_Task statement_: All entries should be printed precisely as written.

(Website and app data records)
____________________

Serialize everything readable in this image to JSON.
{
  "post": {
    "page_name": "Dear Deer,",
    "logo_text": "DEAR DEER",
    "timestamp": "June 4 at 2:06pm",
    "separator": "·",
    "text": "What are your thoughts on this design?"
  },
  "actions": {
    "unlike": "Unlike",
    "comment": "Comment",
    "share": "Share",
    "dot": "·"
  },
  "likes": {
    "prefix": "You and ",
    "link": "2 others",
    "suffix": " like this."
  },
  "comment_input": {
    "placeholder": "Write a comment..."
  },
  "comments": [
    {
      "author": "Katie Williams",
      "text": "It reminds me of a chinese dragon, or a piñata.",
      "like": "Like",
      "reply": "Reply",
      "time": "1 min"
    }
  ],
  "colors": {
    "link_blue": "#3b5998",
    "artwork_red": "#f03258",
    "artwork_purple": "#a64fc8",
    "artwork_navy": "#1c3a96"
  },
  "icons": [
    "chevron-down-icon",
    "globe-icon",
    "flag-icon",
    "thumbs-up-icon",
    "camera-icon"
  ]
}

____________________

_Your solution_:
Serialize everything readable in this image to JSON.
{
  "post": {
    "page_name": "Dear Deer,",
    "logo_text": "DEAR DEER",
    "timestamp": "June 4 at 2:06pm",
    "separator": "·",
    "text": "What are your thoughts on this design?"
  },
  "actions": {
    "unlike": "Unlike",
    "comment": "Comment",
    "share": "Share",
    "dot": "·"
  },
  "likes": {
    "prefix": "You and ",
    "link": "2 others",
    "suffix": " like this."
  },
  "comment_input": {
    "placeholder": "Write a comment..."
  },
  "comments": [
    {
      "author": "Katie Williams",
      "text": "It reminds me of a chinese dragon, or a piñata.",
      "like": "Like",
      "reply": "Reply",
      "time": "1 min"
    }
  ],
  "colors": {
    "link_blue": "#3b5998",
    "artwork_red": "#f03258",
    "artwork_purple": "#a64fc8",
    "artwork_navy": "#1c3a96"
  },
  "icons": [
    "chevron-down-icon",
    "globe-icon",
    "flag-icon",
    "thumbs-up-icon",
    "camera-icon"
  ]
}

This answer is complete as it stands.